- The Vimana or the canopy above the sanctum sanctorum
- The Mandapam in the temple complex
- The status of the forest( vanam) found here
- The river that flows through the kshetra
- The location of the temple
- The city or nagari and
- The pushakarini or tank
“Sushobitotpalavataka stitham” –
The temple canopy above the sanctum sanctorum belongs to the Utpalavata type/style as per shilpa sashtras. Also the other Saptamruta kshetra Thirukannapuram ( Lord Sowriraja Perumal) too has a Utpalavataka vimanam. Similar references in other Dikshitar krithis include ‘Pranavakara vimanam’ (Ranganayakam Bhavaye-Nayaki), Kusumakara vimanam ( Kusumakara Sobhita-Kusumakaram) and Somacchanda vimanam ( Sri Sundararajam-Ramakriya).
The local legend has it that the Devas wanted to secretly witness the marriage of the Lord and hence took the form of bees and stayed on in the beehive in this temple.
For the purpose of this article, the following renditions were considered.
- ‘Bhaktavatsalam’ by Vid Semmangudi Srinivasa Iyer from an undated AIR Madras Broadcast accompanied by Vid T N Krishnan on the violin and Vid Umayalpuram Sivaraman on the mridangam
- ‘Bhaktavatsalam’ by an anonymous lady duet, from an undated AIR broadcast.
- ‘Vamsavati Shivayuvathi’ by Vid Kalpagam Svaminathan from a 2007 AIR Chennai FM Gold Arangisai broadcast.
I have not heard any other version of these krithis or that of the varna of Balasvami Dikshitar. I suspect that Semmangudi Srinivasa Iyer may have reconstructed it directly from the SSP. I would greatly appreciate pointers to any oral or other patantharam, if there exists.
- Semmangudi Srinivasa Iyer’s kriti rendition was ‘fairly’ adhering to the SSP notation. He does not execute any sangathi in the krithi with D3 other than the 3 places mentioned above. However the D3 doesn’t figure prominently in all the three places & was intoned rather ‘weakly’ or rather not heard at all. There was additionally a few avarthas of kalpana svaras on the pallavi line featuring D3 such as SNDNP again the D3 coming very weakly. No PDNS was noticed. Also the PRS usage was not conspicuous.

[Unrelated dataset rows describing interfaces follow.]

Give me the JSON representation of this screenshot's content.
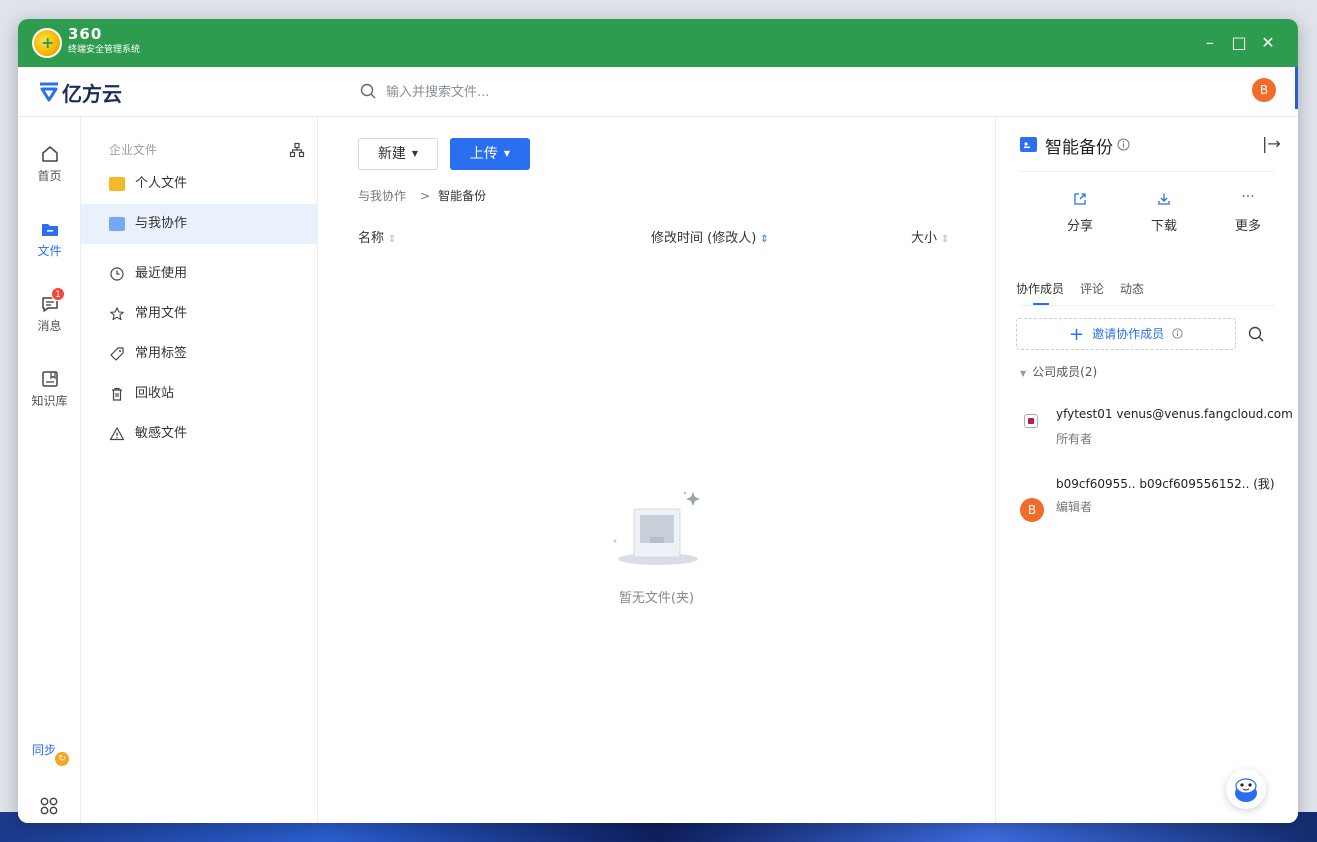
{
  "security_bar": {
    "brand": "360",
    "subtitle": "终端安全管理系统",
    "minimize": "–",
    "maximize": "□",
    "close": "✕"
  },
  "header": {
    "app_name": "亿方云",
    "search_placeholder": "输入并搜索文件...",
    "avatar_letter": "B"
  },
  "rail": {
    "items": [
      {
        "label": "首页",
        "icon": "home-icon"
      },
      {
        "label": "文件",
        "icon": "folder-icon"
      },
      {
        "label": "消息",
        "icon": "message-icon",
        "badge": "1"
      },
      {
        "label": "知识库",
        "icon": "book-icon"
      }
    ],
    "sync_label": "同步",
    "active": "文件"
  },
  "nav": {
    "section": "企业文件",
    "items": [
      {
        "label": "个人文件",
        "icon": "personal-folder-icon"
      },
      {
        "label": "与我协作",
        "icon": "shared-folder-icon"
      },
      {
        "label": "最近使用",
        "icon": "clock-icon"
      },
      {
        "label": "常用文件",
        "icon": "star-icon"
      },
      {
        "label": "常用标签",
        "icon": "tag-icon"
      },
      {
        "label": "回收站",
        "icon": "trash-icon"
      },
      {
        "label": "敏感文件",
        "icon": "warning-icon"
      }
    ],
    "active": "与我协作"
  },
  "main": {
    "new_label": "新建",
    "upload_label": "上传",
    "breadcrumb": [
      "与我协作",
      "智能备份"
    ],
    "columns": {
      "name": "名称",
      "modified": "修改时间 (修改人)",
      "size": "大小"
    },
    "empty_text": "暂无文件(夹)"
  },
  "right_panel": {
    "title": "智能备份",
    "actions": [
      {
        "label": "分享",
        "icon": "share-icon"
      },
      {
        "label": "下载",
        "icon": "download-icon"
      },
      {
        "label": "更多",
        "icon": "more-icon"
      }
    ],
    "tabs": [
      "协作成员",
      "评论",
      "动态"
    ],
    "active_tab": "协作成员",
    "invite_label": "邀请协作成员",
    "group_label": "公司成员(2)",
    "members": [
      {
        "name": "yfytest01 venus@venus.fangcloud.com",
        "role": "所有者"
      },
      {
        "name": "b09cf60955.. b09cf609556152.. (我)",
        "role": "编辑者",
        "avatar_letter": "B"
      }
    ]
  },
  "colors": {
    "accent": "#2a6ff0",
    "security_green": "#2e9c4f",
    "avatar_orange": "#f26b2a"
  }
}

- The other rendition of “Bhaktavatsalam” by the lady duet in fact uses PDNS in a sangati for the pallavi itself. The anupallavi and a good portion of the charana section was way off the notation given in SSP with liberal usage of D3 as PDNS. I am not sure of the notation or patantharam they were following. However it’s worth noting here that the PNDNS in the madhyamakala sahitya section (utpalavataka sthitam) was beautifully executed with the right & fleeting intonation of the D3 with the jaaru. Wish they had struck to the SSP patantharam throughout to make it a real archival rendition.

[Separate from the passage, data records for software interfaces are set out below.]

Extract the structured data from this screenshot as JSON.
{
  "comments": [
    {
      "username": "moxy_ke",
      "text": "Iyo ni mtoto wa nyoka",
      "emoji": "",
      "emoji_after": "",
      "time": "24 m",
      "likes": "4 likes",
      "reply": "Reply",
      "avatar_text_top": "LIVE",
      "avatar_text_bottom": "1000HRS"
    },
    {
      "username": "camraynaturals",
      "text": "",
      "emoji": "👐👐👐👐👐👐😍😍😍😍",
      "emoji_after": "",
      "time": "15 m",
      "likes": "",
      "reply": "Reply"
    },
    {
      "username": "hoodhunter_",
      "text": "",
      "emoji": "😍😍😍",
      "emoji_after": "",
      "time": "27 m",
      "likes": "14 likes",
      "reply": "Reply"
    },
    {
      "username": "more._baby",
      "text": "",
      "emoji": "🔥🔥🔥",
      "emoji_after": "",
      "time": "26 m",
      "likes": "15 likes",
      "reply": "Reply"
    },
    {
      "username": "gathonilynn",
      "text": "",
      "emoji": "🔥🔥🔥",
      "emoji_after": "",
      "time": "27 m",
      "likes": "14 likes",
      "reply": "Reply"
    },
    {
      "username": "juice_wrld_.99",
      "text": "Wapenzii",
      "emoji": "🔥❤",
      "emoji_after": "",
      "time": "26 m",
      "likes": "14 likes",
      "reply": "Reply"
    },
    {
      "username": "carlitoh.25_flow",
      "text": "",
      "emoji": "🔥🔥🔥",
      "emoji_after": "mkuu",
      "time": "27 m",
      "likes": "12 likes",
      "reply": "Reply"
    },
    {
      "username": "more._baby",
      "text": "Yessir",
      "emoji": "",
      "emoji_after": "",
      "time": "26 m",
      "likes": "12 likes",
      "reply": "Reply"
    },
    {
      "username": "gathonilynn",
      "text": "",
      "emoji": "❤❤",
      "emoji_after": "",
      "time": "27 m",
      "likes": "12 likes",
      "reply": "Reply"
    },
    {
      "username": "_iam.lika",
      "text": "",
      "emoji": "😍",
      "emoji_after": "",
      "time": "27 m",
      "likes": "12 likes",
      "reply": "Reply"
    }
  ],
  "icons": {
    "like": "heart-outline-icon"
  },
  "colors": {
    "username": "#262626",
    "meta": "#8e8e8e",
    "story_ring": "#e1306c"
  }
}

- Kalpagam Svaminathan’s rendition of the other Vamsavati krithi is very close to the SSP. She also renders the cittasvara portion as well. Her D3 is played more as an anusvara for N3.
- Subbarama Dikshitar (1904) Sangita Sampradaya Pradarshini (Telugu) and its Tamil translation published the Music Academy, Madras.
- T V Subba Rao -‘Vachamagocharame & Banturithi’-The Journal of the Music Academy Vol XXV, parts I-IV, Editor Dr.V. Raghavan.
- Prof. S.R.Janakiraman(2002) -‘Ragas at a Glance’-Shrishti’s Carnatica P Ltd, Edited by Kiranavali Vidyashankar.
- * Earlier Kanakambari Nomenclature – The naming convention/tabulation as given in the Sangraha Cudamani. Names given here do not always conform to the Katapayadhi scheme of prefixing.
- * Latter Kanakambari Nomenclature – The naming convention adopted in SSP and these names given in the headings adhere to the Katapayadhi convention
- * Kanakangi-Ratnangi Nomenclature- The naming convention & tabulation scheme, currently prevalent and found in the Sangraha Cudamani and considered to have been adopted by Tyagaraja.
Footnote: I have made every reasonable effort to present fair and accurate information to the best of my abilities. Also my thoughts and comments herein have been made in good faith . Should there be any errors or points of opinion feel free to post them as a comment.